#### [Task instructions]
Select from the records below every line that has the word "this" in it.

***

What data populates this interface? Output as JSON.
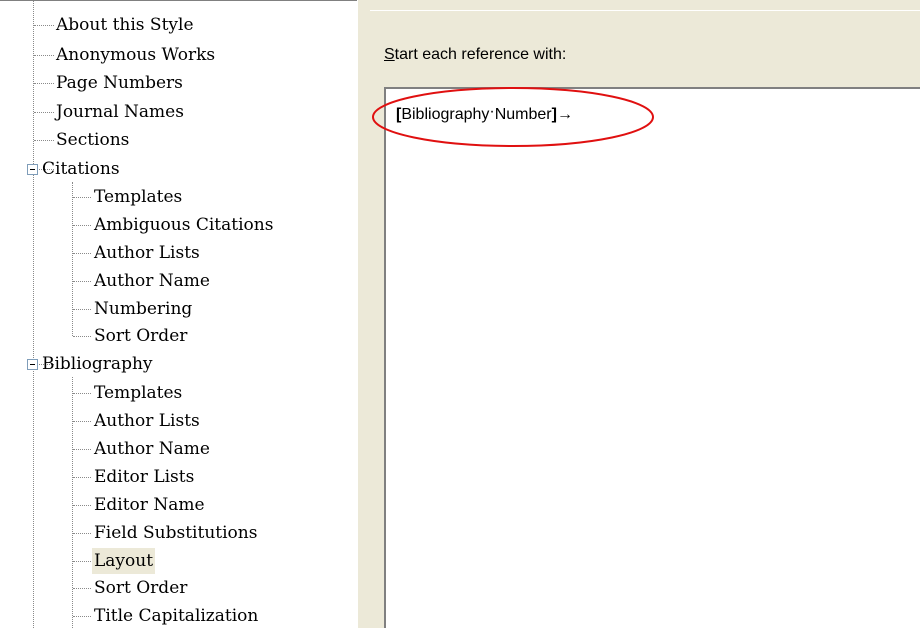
{
  "tree": {
    "top_items": [
      "About this Style",
      "Anonymous Works",
      "Page Numbers",
      "Journal Names",
      "Sections"
    ],
    "groups": [
      {
        "label": "Citations",
        "children": [
          "Templates",
          "Ambiguous Citations",
          "Author Lists",
          "Author Name",
          "Numbering",
          "Sort Order"
        ]
      },
      {
        "label": "Bibliography",
        "children": [
          "Templates",
          "Author Lists",
          "Author Name",
          "Editor Lists",
          "Editor Name",
          "Field Substitutions",
          "Layout",
          "Sort Order",
          "Title Capitalization"
        ]
      }
    ],
    "selected": "Layout"
  },
  "panel": {
    "label_accel": "S",
    "label_rest": "tart each reference with:",
    "field_open_bracket": "[",
    "field_text": "Bibliography",
    "field_separator": "·",
    "field_text2": "Number",
    "field_close_bracket": "]",
    "tab_marker": "→"
  },
  "colors": {
    "panel_bg": "#ece9d8",
    "annotation_ellipse": "#e01010",
    "selection_bg": "#ece9d8"
  }
}
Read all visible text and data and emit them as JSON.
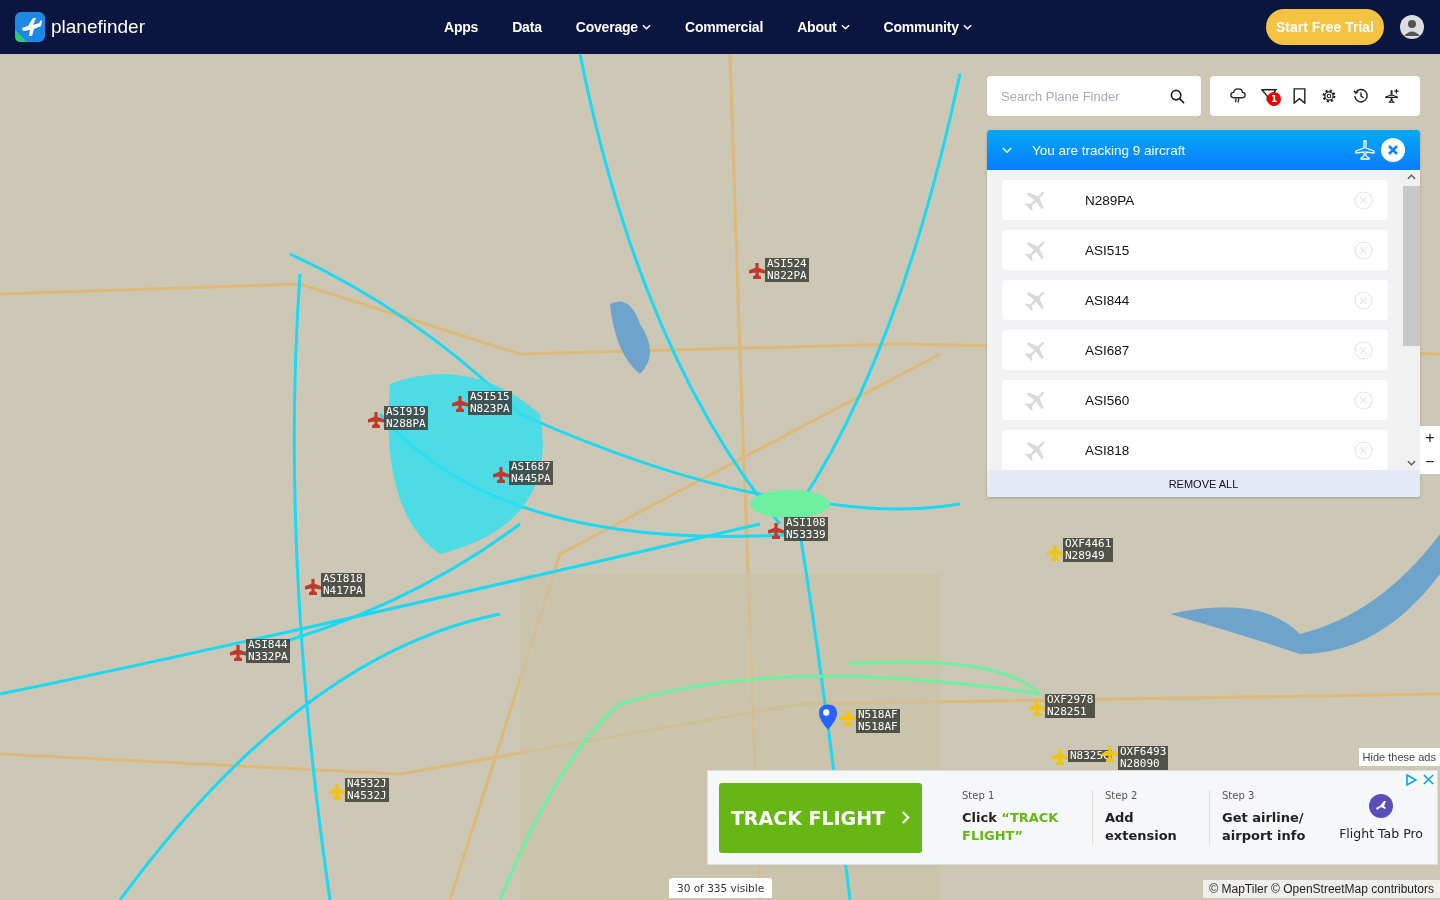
{
  "nav": {
    "brand": "planefinder",
    "links": [
      {
        "label": "Apps",
        "dropdown": false
      },
      {
        "label": "Data",
        "dropdown": false
      },
      {
        "label": "Coverage",
        "dropdown": true
      },
      {
        "label": "Commercial",
        "dropdown": false
      },
      {
        "label": "About",
        "dropdown": true
      },
      {
        "label": "Community",
        "dropdown": true
      }
    ],
    "cta": "Start Free Trial"
  },
  "search": {
    "placeholder": "Search Plane Finder"
  },
  "toolbar": {
    "filter_badge": "1"
  },
  "tracking": {
    "title": "You are tracking 9 aircraft",
    "expanded": true,
    "items": [
      {
        "label": "N289PA"
      },
      {
        "label": "ASI515"
      },
      {
        "label": "ASI844"
      },
      {
        "label": "ASI687"
      },
      {
        "label": "ASI560"
      },
      {
        "label": "ASI818"
      }
    ],
    "remove_all": "REMOVE ALL"
  },
  "map": {
    "aircraft": [
      {
        "callsign": "ASI524",
        "registration": "N822PA",
        "color": "#c0392b"
      },
      {
        "callsign": "ASI515",
        "registration": "N823PA",
        "color": "#c0392b"
      },
      {
        "callsign": "ASI919",
        "registration": "N288PA",
        "color": "#c0392b"
      },
      {
        "callsign": "ASI687",
        "registration": "N445PA",
        "color": "#c0392b"
      },
      {
        "callsign": "ASI108",
        "registration": "N53339",
        "color": "#c0392b"
      },
      {
        "callsign": "ASI818",
        "registration": "N417PA",
        "color": "#c0392b"
      },
      {
        "callsign": "ASI844",
        "registration": "N332PA",
        "color": "#c0392b"
      },
      {
        "callsign": "OXF4461",
        "registration": "N28949",
        "color": "#f1c40f"
      },
      {
        "callsign": "OXF2978",
        "registration": "N28251",
        "color": "#f1c40f"
      },
      {
        "callsign": "N518AF",
        "registration": "N518AF",
        "color": "#f1c40f"
      },
      {
        "callsign": "N4532J",
        "registration": "N4532J",
        "color": "#f1c40f"
      },
      {
        "callsign": "N8325C",
        "color": "#f1c40f"
      },
      {
        "callsign": "OXF6493",
        "registration": "N28090",
        "color": "#f1c40f"
      }
    ],
    "zoom_controls": [
      "+",
      "−"
    ],
    "hide_ads": "Hide these ads",
    "visible_count": "30 of 335 visible",
    "attribution": "© MapTiler © OpenStreetMap contributors"
  },
  "ad": {
    "button": "TRACK FLIGHT",
    "steps": [
      {
        "step": "Step 1",
        "text": "Click",
        "highlight": "“TRACK FLIGHT”"
      },
      {
        "step": "Step 2",
        "text": "Add extension"
      },
      {
        "step": "Step 3",
        "text": "Get airline/ airport info"
      }
    ],
    "brand": "Flight Tab Pro"
  }
}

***

#### [Answer box]
What data populates this interface? Output as JSON.
      "About this Style",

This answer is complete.